China Blasts US House Bill 09/23 06:05
BEIJING (AP) -- China on Tuesday lashed out at the passage of a bill by the
U.S. House of Representatives that threatens sanctions over the alleged use of
forced labor in China's Xinjiang region, calling the accusation a lie.
Foreign ministry spokesman Wang Wenbin said the bill "maliciously slandered
the human rights situation in Xinjiang" and sought to curb development and
progress in the region while stirring up ethnic divisions and interfering in
China's internal affairs.
"The so-called problem of forced labor is totally a lie fabricated by some
organizations and personnel in the United States and the West," Wang told
reporters at a daily briefing.
The House voted 406-3 to declare that any goods produced in Xinjiang are
presumptively made with the forced labor of detained Uighurs and other ethnic
minorities, and therefore banned from being imported to the U.S.
If enacted into law, it could force companies to avoid a region that
products 80% of the cotton in China, one of the world's top producers of the
fiber, as well as tomatoes and manufactured goods.
Members of Congress say the measure is needed to press China to stop a
campaign that has resulted in the detention of more than 1 million Uighurs and
other predominantly Muslim ethnic groups under brutal conditions.
Some companies and trade groups oppose a Xinjiang-wide declaration because
it puts the burden on private enterprises to ensure that an often complex
global supply chain is free of materials that have been produced with forced
The U.S. has banned imports made with forced labor since 1930 to ensure fair
trade. Enforcement has increased in recent years and U.S. Customs and Border
Protection has blocked shipments by eight companies and entities operating in
Xinjiang over the past year. The bill passed Tuesday would go further, shifting

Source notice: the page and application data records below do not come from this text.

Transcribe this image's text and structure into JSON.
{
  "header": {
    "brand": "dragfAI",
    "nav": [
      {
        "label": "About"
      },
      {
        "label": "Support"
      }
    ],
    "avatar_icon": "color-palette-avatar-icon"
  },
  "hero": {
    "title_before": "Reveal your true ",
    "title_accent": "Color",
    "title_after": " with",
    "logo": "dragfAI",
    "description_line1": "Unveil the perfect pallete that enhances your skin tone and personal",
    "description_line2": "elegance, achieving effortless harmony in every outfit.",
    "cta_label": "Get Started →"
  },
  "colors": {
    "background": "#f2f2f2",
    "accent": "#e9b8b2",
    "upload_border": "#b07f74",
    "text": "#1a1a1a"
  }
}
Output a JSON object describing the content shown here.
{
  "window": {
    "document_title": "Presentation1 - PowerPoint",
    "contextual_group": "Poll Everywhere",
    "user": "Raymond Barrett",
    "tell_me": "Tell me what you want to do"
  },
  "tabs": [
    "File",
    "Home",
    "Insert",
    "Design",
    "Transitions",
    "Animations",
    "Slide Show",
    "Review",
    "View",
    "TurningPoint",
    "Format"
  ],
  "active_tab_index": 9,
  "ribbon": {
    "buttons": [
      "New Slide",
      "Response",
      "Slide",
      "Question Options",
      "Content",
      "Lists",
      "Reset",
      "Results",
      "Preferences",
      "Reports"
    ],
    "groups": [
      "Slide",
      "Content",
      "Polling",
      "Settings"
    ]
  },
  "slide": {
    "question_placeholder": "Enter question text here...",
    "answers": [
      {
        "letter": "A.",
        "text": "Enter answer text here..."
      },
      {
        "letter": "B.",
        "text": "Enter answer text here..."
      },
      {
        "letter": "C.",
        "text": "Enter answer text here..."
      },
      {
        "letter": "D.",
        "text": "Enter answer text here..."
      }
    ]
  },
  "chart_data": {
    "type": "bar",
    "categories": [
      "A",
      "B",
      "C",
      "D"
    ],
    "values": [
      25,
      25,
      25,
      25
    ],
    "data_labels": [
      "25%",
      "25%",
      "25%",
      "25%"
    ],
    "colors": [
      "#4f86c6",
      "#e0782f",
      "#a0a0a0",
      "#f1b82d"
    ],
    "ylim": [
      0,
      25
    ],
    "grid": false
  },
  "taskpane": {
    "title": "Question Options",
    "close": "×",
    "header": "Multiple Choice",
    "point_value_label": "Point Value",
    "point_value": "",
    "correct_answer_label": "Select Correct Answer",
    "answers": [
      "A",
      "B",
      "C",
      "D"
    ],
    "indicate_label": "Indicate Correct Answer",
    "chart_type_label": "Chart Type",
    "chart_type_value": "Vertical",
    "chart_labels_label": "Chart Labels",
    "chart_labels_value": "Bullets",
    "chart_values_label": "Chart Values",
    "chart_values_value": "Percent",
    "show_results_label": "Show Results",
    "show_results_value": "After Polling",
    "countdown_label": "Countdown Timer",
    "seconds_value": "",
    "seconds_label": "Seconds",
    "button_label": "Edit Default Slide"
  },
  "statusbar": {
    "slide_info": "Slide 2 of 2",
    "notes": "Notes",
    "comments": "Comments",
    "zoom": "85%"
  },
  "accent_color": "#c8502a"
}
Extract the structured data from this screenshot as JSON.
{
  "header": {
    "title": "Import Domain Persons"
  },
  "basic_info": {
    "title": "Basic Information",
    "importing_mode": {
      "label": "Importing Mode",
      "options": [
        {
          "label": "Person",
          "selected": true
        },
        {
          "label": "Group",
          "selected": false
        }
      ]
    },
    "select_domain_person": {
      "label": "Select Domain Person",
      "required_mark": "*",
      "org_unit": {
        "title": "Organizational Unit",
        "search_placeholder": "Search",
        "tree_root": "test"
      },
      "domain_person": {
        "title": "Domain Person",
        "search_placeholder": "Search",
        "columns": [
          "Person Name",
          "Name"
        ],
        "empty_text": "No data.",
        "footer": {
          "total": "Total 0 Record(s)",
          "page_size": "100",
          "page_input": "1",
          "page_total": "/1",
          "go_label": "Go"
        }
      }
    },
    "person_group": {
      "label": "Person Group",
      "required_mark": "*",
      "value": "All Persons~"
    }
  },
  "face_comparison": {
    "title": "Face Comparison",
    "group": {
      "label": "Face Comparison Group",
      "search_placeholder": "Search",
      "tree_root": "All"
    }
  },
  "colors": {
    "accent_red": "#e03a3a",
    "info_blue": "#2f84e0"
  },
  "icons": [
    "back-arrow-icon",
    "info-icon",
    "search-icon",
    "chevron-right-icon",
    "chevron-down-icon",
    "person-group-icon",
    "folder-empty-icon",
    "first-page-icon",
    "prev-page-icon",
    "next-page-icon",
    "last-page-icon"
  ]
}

the burden to any company that operates in Xinjiang or buys goods from there to
prove their goods are not tainted.